People suffering from voice disorders due to conditions like pathological vocal cord issues or post-laryngeal cancer surgeries face significant challenges in communication. Voice disorders affect people of all ages and demographics, with nearly 30% of individuals experiencing such conditions in their lifetime. Traditional therapeutic approaches often involve invasive procedures and lengthy recovery periods.

However, a groundbreaking innovation by a team of engineers at UCLA offers hope. Their invention, detailed in the journal Nature Communications, introduces a soft, stretchy device that attaches to the skin outside the throat, enabling individuals to regain their voice function.

Measuring just over 1 square inch, the device utilizes advanced machine-learning algorithms to translate muscle movements in the larynx into audible speech with remarkable accuracy, nearing 95%.

The newly developed patch-like device consists of two main components: a self-powered sensing unit and an actuation component. The sensing unit detects and converts muscle movement signals into electrical impulses, which are then translated into speech signals by the actuation component. This seamless process is made possible by a sophisticated system of layers, including biocompatible silicone compound and magnetic induction layers.

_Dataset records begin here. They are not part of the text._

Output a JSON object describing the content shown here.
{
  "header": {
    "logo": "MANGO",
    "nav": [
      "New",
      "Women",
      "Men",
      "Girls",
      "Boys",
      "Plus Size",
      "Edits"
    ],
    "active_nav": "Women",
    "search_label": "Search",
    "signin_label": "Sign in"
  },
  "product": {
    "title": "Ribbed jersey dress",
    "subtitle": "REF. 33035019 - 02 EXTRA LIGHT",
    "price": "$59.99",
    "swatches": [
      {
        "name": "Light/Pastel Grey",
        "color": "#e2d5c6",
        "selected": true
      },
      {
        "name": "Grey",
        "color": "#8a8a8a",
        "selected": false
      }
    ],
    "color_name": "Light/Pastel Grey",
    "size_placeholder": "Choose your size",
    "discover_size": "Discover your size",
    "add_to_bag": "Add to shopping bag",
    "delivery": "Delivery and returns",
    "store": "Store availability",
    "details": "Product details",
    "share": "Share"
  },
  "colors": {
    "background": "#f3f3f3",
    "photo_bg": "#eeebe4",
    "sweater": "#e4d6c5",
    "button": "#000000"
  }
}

At just 0.06 inches thick and weighing approximately 7 grams, the device is lightweight and unobtrusive. It adheres easily to the throat using double-sided biocompatible tape and can be reused by reapplying the tape as needed. This non-invasive solution offers a significant improvement over existing options, such as handheld electro-larynx devices, which can be cumbersome and uncomfortable.

The device’s effectiveness was demonstrated through experiments on healthy adults, where it achieved an impressive prediction accuracy of 94.68%. Participants were able to pronounce sentences with their voices amplified by the device’s actuation component, showcasing its ability to recognize and reproduce speech based on laryngeal movement signals.

Moving forward, the research team aims to expand the device’s vocabulary through further machine learning advancements and conduct trials with individuals suffering from speech disorders. This ongoing research holds the potential to revolutionize communication for countless individuals worldwide.

Article written by Christine Wei-li Lee